There’s a team of people behind the project and we’ve been meeting regularly since 2018. The committee has grown over recent months as we’re now up and running and gaining members. The sauna is unmanned so members use at their own risk and help keep the area clean by removing shoes at the door outside.
benefits of sauna
“The sea, obviously, gets very cold in the winter. When you come out from your swim it takes a while to heat up. Some people, if they’ve been in the water for too long, will shake. If there’s a sauna nearby, you can go in and that helps your body warm up quicker. You also have the option of doing what people do in Scandinavia which is go back into the cold water once you’ve warmed up. You can get a rhythm going of cold, hot, cold, hot etc. That’s a lot of fun. Our sauna is open during the cold winter months, so the idea is that from October to April it will be open for use. Obviously if it’s a warm October or April then we might open later or close earlier but it will make sense with the weather.
“Healthwise though, exposing your body to cold, such as cold water swimming or cold showers, activates the brown fat in our bodies. We have white fat – which stores energy and too much of which contributes to obesity, and brown fat which breaks down blood sugars and helps maintain body temperature. So going for a cold swim will activate the brown fat, then having a sauna will help you warm up, going back in again is going to activate the brown fat.”
“The cold water swim/hot sauna pattern also helps boost your circulation. There are a lot of our regular sea swimmers who have definitely felt the health benefits from regularly swimming here. And swimming, whether in hot or cold water, isn’t stressful on your joints, so it’s a good exercise for many different people.”
There is a growing number of members for the Folkestone Sea Sauna and Penny is one such member.
“I live just up the road so I pop in pretty much daily at 7am and warm up, then pop down to the sea for a swim and come back here. I try to get two swims in before warming up and going home.”
Cold water swimming coach Kirsty Hogben is also a user “Penny has taught me a thing or two, she’s always got matching kit. Today she’s all in red – shoes, costume, towel and even a hat!” Penny has good reason: “I basically need persuasion to get into the water at this time of year, and if matching kit encourages me then that’s what I’ll do!”

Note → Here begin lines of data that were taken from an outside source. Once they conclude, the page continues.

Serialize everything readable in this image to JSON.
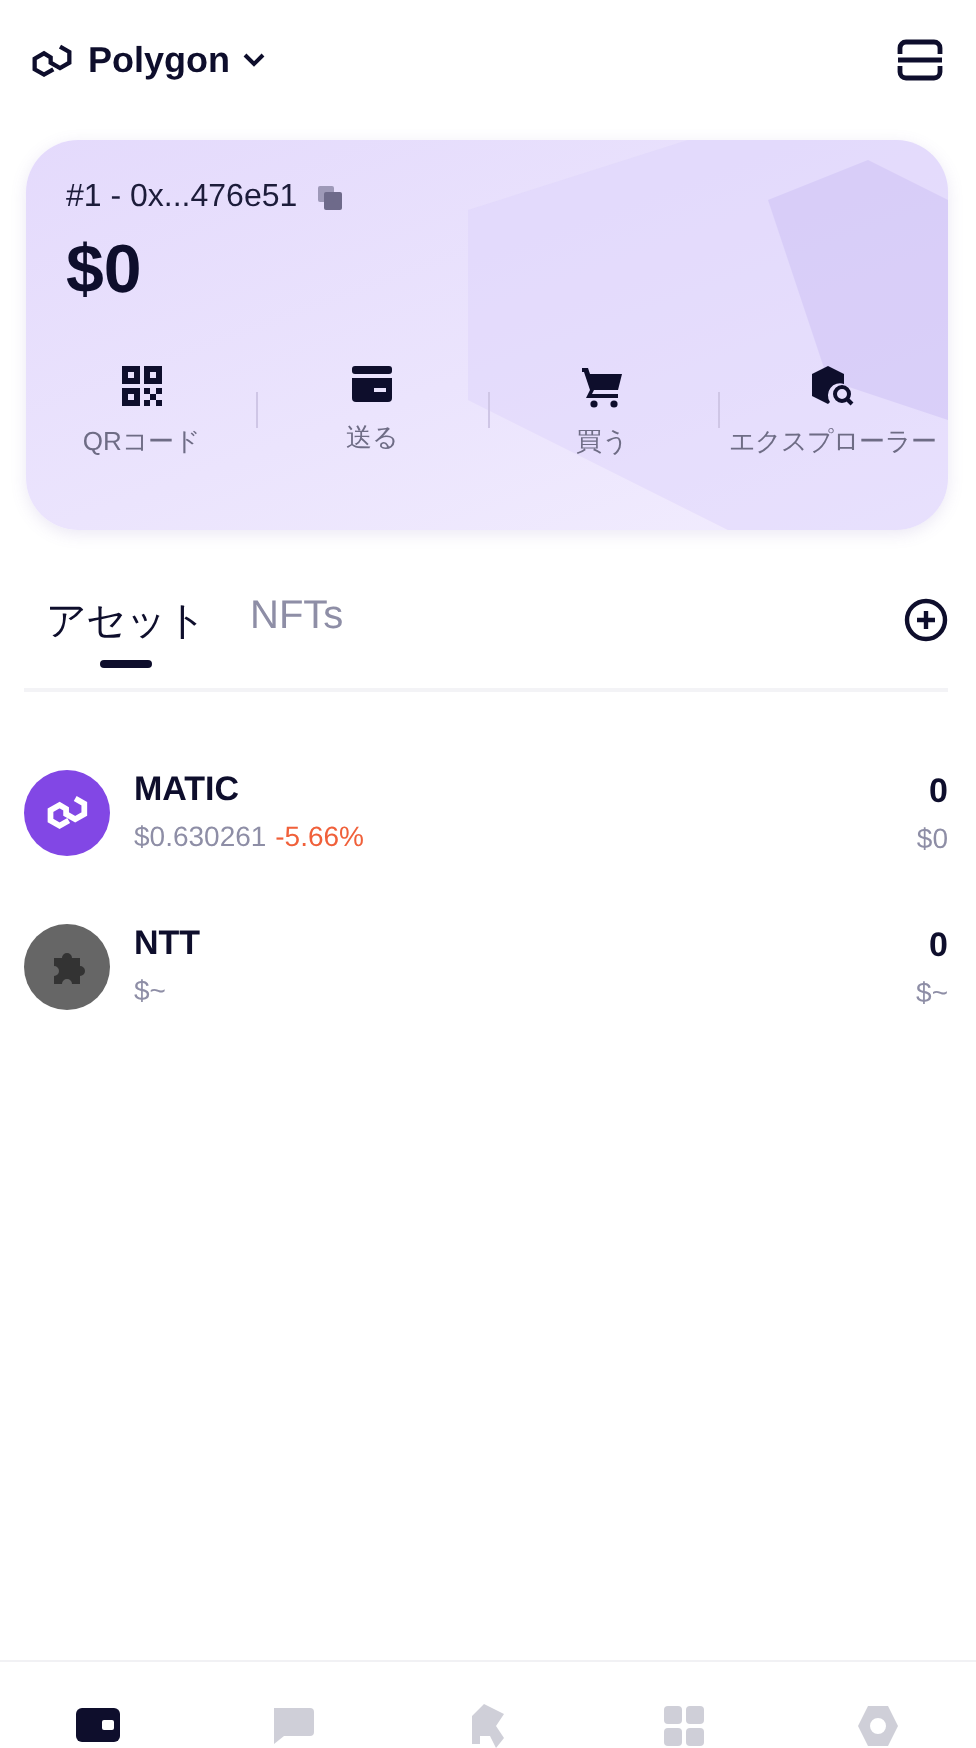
{
  "header": {
    "network": "Polygon"
  },
  "account": {
    "address": "#1 - 0x...476e51",
    "balance": "$0"
  },
  "actions": [
    {
      "kind": "qr",
      "label": "QRコード"
    },
    {
      "kind": "send",
      "label": "送る"
    },
    {
      "kind": "buy",
      "label": "買う"
    },
    {
      "kind": "explorer",
      "label": "エクスプローラー"
    }
  ],
  "tabs": [
    {
      "label": "アセット",
      "selected": true
    },
    {
      "label": "NFTs",
      "selected": false
    }
  ],
  "assets": [
    {
      "kind": "matic",
      "name": "MATIC",
      "price": "$0.630261",
      "change": "-5.66%",
      "amount": "0",
      "value": "$0"
    },
    {
      "kind": "generic",
      "name": "NTT",
      "price": "$~",
      "amount": "0",
      "value": "$~"
    }
  ],
  "nav": [
    {
      "kind": "wallet",
      "selected": true
    },
    {
      "kind": "chat",
      "selected": false
    },
    {
      "kind": "logo",
      "selected": false
    },
    {
      "kind": "apps",
      "selected": false
    },
    {
      "kind": "settings",
      "selected": false
    }
  ]
}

Peter Blach is more used to the sea and sauna pattern: ” Sauna is definitely a cultural thing. There’s a lot of it in Sweden, Denmark, Finland and Germany but not so much here. It’s strange as we’ve got a huge coastline, so it makes sense to have sauna nearby so you can get the benefits after your sea swim. The culture is growing though. And to have a place where you can get warmer quicker, especially in the winter, and a sheltered place to change, is certainly a good thing.”